Mike Lee opposes new pandemic aid package for airlines

(Rick Bowmer | AP file photo) Delta passengers wait to board their flight in the new terminal at the Salt Lake City International Airport on Sept. 15, 2020. Sen. Mike Lee opposes a new stand-alone relief bill for airlines.

Utah Sen. Mike Lee is trying to prevent the take-off of another round of relief for airlines, which say they will need to lay off tens of thousands of employees without it.

That comes after President Donald Trump earlier this week tweeted that he would be willing to sign a $25 billion stand-alone aid package for airlines as soon as Congress gives him one.

But Lee, who is chairman of the Joint Economic Committee, joined Sen. Pat Toomey, R-Pa., in a statement saying that an airline-only aid bill would be inappropriate. Instead of seeking grants, they urged airlines instead to seek loans made available by earlier relief packages.

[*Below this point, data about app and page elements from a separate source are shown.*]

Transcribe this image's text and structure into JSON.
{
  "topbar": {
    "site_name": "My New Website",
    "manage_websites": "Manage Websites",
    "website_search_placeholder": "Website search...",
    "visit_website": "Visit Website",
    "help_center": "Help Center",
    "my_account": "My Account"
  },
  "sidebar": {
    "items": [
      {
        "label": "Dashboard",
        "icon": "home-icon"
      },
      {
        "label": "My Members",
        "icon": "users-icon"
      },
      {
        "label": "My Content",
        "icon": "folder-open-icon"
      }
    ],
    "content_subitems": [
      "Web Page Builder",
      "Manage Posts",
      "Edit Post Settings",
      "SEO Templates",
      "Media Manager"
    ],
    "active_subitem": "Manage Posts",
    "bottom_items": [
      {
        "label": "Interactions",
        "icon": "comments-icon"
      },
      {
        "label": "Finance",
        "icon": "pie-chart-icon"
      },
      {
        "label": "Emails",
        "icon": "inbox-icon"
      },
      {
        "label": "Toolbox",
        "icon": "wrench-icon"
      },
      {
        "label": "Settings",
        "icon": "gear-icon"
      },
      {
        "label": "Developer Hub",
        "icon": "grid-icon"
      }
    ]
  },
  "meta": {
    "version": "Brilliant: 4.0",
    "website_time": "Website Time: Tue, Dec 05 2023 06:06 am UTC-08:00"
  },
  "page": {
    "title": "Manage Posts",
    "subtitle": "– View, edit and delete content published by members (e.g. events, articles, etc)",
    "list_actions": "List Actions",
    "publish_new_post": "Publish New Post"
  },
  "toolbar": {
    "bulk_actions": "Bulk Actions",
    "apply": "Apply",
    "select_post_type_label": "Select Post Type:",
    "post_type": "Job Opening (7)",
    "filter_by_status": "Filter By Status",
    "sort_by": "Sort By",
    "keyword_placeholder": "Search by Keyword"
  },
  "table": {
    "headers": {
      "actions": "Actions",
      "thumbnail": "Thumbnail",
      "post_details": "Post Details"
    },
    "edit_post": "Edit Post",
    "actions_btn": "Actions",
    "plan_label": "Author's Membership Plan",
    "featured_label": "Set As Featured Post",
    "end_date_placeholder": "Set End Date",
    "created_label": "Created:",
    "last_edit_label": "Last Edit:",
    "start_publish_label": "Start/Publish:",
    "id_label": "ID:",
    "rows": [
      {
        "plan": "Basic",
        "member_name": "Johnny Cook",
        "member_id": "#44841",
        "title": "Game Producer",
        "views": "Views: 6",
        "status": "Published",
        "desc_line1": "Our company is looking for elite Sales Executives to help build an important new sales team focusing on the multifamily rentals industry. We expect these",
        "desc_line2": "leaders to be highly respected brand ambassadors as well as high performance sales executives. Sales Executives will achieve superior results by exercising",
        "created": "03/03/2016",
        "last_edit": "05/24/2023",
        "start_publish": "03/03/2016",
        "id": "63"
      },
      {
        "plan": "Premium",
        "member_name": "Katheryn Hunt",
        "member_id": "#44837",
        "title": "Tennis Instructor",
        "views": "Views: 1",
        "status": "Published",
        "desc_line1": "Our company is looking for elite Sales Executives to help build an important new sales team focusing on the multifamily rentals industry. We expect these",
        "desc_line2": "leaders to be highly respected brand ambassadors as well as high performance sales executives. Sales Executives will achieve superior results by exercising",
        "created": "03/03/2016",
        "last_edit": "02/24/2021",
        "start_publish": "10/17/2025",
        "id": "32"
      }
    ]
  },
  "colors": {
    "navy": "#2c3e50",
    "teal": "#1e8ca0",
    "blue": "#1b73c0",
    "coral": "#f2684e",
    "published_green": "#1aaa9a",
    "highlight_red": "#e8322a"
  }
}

“Rather than collect another round of grant funding, airlines should start (or in some cases continue to) take advantage of the low-interest, long-term loans from the federal government under the CARES Act,” the senators wrote. “The favorable terms of these loans will make it possible for the airlines to repay the taxpayers once air travel picks back up.”

Lee and Toomey said taxpayers have spent $25 billion covering the payroll of passenger airlines during the pandemic.

“No other Fortune 500 companies — including restaurant groups, transportation firms, hotel chains, or entertainment businesses — have received taxpayer-funded grants,” they wrote. “The excess capacity of the airline sector will not be resolved in the near future and continuing to force the entire payroll obligation onto the taxpayers is not sustainable.”

The senators added that no one wants to see layoffs, but they say they have a responsibility to ensure that taxes are used responsibly.

“Consideration of legislation providing grants to the airlines should not happen unless there are adequate protections for taxpayers and the opportunity to offer related amendments” that could help other industries, Lee and Toomey wrote.

In contrast to Lee’s opposition, Sen. Mitt Romney is among senators who introduced relief legislation for the airlines.

“Keeping airlines flying is essential to our collective economic recovery — the @slcairport was booming and experiencing record growth in passengers before #COVID19,” Romney tweeted when the bill was introduced. “Our bill would extend support to prevent massive layoffs and ensure airline workers continue receiving paychecks.”

House Speaker Nancy Pelosi last week had called on airlines to hold off furloughs while she tried to move such a stand-alone bill, but it was blocked in the House.

Then Trump said this week he was pulling the plug on negotiations for more pandemic aid, but later softened that — including saying he would sign airline relief if passed.

Before the pandemic, the Salt Lake City International Airport served about 26 million people a year — but was designed to handle only 10 million. Airport statistics for July, the most recent full month available, show the number of passengers that month was down in Salt Lake by 65% amid the pandemic

Delta Air Lines, which currently provides about 70% of the passenger service at Salt Lake City International Airport and has about 4,000 employees locally, said recently that it is facing “grim economic times” as the pandemic continues.

It said that it is avoiding involuntary furloughs for most of its employees through next spring — but is doing that by extending a 25% work-hour reduction for ground-based merit and front-line employees through the end of the year, plus using savings from scaled-back operations and from 20% of its employees exiting voluntarily.